As drought deepened late last summer, the utility first limited outdoor water uses to two days a week. Last September, it enacted it's first-ever ban on lawn watering. Once-a-week watering, on Saturdays or Sundays depending on the home's address, has been allowed since April.
Utility workers wrote 2,425 tickets in the past year. Homeowner fines start at $100 and can reach $300 for repeat offenses.
Average daily water demand has dropped 13.5 percent compared to the previous year.
The utility at first threw two or three dozen workers at enforcement, patrolling neighborhoods and responding to complaints.
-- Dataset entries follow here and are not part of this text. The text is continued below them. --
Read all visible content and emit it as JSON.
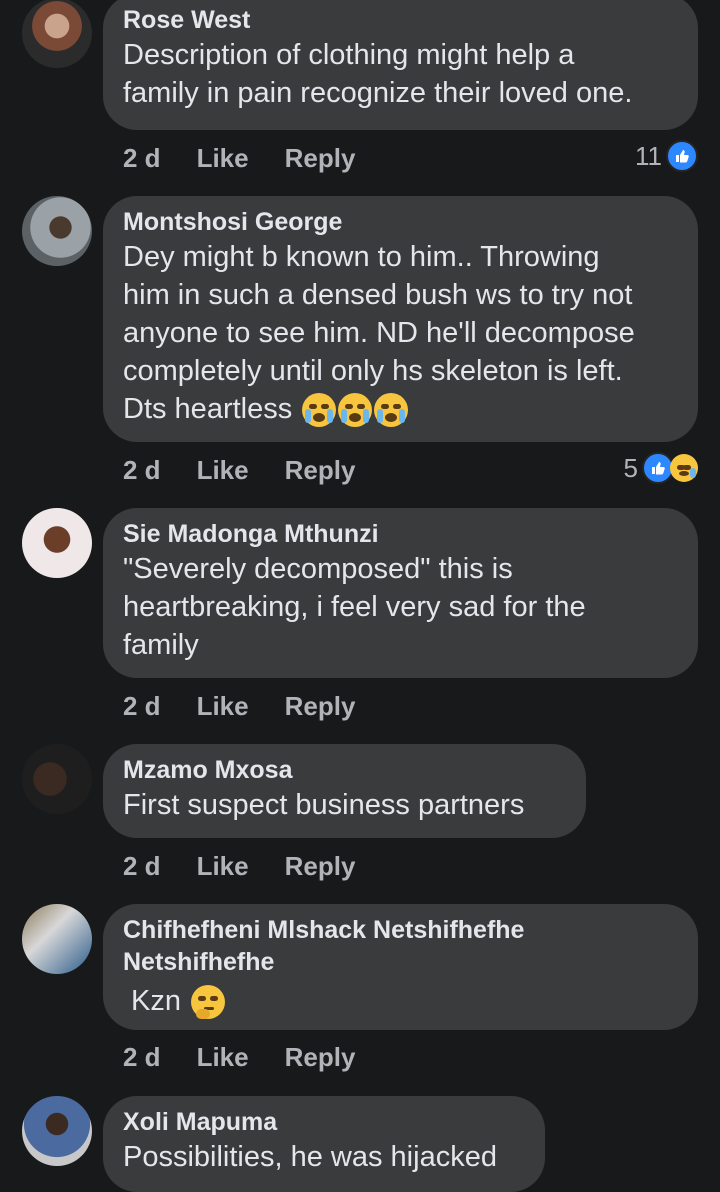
{
  "comments": [
    {
      "author": "Rose West",
      "lines": [
        "Description of clothing might help a",
        "family in pain recognize their loved one."
      ],
      "time": "2 d",
      "like": "Like",
      "reply": "Reply",
      "reaction_count": "11"
    },
    {
      "author": "Montshosi George",
      "lines": [
        "Dey might b known to him.. Throwing",
        "him in such a densed bush ws to try not",
        "anyone to see him. ND he'll decompose",
        "completely until only hs skeleton is left.",
        "Dts heartless"
      ],
      "time": "2 d",
      "like": "Like",
      "reply": "Reply",
      "reaction_count": "5"
    },
    {
      "author": "Sie Madonga Mthunzi",
      "lines": [
        "\"Severely decomposed\" this is",
        "heartbreaking,  i feel very sad for the",
        "family"
      ],
      "time": "2 d",
      "like": "Like",
      "reply": "Reply"
    },
    {
      "author": "Mzamo Mxosa",
      "lines": [
        "First suspect business partners"
      ],
      "time": "2 d",
      "like": "Like",
      "reply": "Reply"
    },
    {
      "author_lines": [
        "Chifhefheni Mlshack Netshifhefhe",
        "Netshifhefhe"
      ],
      "lines": [
        "Kzn"
      ],
      "time": "2 d",
      "like": "Like",
      "reply": "Reply"
    },
    {
      "author": "Xoli Mapuma",
      "lines": [
        "Possibilities, he was hijacked"
      ]
    }
  ],
  "colors": {
    "background": "#18191a",
    "bubble": "#3a3b3c",
    "accent_like": "#2d88ff"
  },
  "icons": [
    "like-icon",
    "crying-emoji-icon",
    "sad-emoji-icon",
    "thinking-emoji-icon"
  ]
}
Patrols ended late last year, spokesman Vic Simpson said. Now about two dozen workers carry ticket books and six or fewer are available to be dispatched. The number of tickets written has slowed to about 10 a week.
A Huntersville man who didn't want to be identified said he reported one chronic violator 20 to 30 times, apparently to no effect. The home's sprinklers spewed away as usual Friday before last, he said.
Response to complaints depends on who's available to investigate and what information they have, Simpson said. To write a ticket for illegal lawn irrigation, a utility worker has to see the sprinkling or evidence that it occurred.
“We will not be able to catch everybody, but we will follow up on reported violations,” Simpson said. “It's not always practical to dispatch an employee every time.”
Despite last week's deluge, Simpson said, restrictions probably won't go away soon.
“We feel the level of enforcement is appropriate for where we are right now,” he said. “No one wants these restrictions to be gone any more than the folks who work here.”